*** Block opens ***

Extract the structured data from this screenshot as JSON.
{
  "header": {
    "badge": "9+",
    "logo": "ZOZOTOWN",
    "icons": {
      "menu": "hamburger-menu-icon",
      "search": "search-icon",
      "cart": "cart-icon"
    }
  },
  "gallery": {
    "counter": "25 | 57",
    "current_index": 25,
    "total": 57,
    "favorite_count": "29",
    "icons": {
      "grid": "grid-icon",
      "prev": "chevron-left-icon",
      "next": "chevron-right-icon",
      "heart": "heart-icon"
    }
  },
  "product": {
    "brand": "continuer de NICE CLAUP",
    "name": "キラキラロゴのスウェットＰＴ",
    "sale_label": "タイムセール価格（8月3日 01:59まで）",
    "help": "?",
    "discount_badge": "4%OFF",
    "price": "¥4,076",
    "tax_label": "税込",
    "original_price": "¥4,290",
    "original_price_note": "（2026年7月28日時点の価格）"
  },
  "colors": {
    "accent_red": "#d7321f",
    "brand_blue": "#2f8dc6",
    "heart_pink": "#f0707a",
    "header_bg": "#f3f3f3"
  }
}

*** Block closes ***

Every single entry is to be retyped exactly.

Extract the structured data from this screenshot as JSON.
{
  "header": {
    "badge": "9+",
    "logo": "ZOZOTOWN",
    "icons": {
      "menu": "hamburger-menu-icon",
      "search": "search-icon",
      "cart": "cart-icon"
    }
  },
  "gallery": {
    "counter": "25 | 57",
    "current_index": 25,
    "total": 57,
    "favorite_count": "29",
    "icons": {
      "grid": "grid-icon",
      "prev": "chevron-left-icon",
      "next": "chevron-right-icon",
      "heart": "heart-icon"
    }
  },
  "product": {
    "brand": "continuer de NICE CLAUP",
    "name": "キラキラロゴのスウェットＰＴ",
    "sale_label": "タイムセール価格（8月3日 01:59まで）",
    "help": "?",
    "discount_badge": "4%OFF",
    "price": "¥4,076",
    "tax_label": "税込",
    "original_price": "¥4,290",
    "original_price_note": "（2026年7月28日時点の価格）"
  },
  "colors": {
    "accent_red": "#d7321f",
    "brand_blue": "#2f8dc6",
    "heart_pink": "#f0707a",
    "header_bg": "#f3f3f3"
  }
}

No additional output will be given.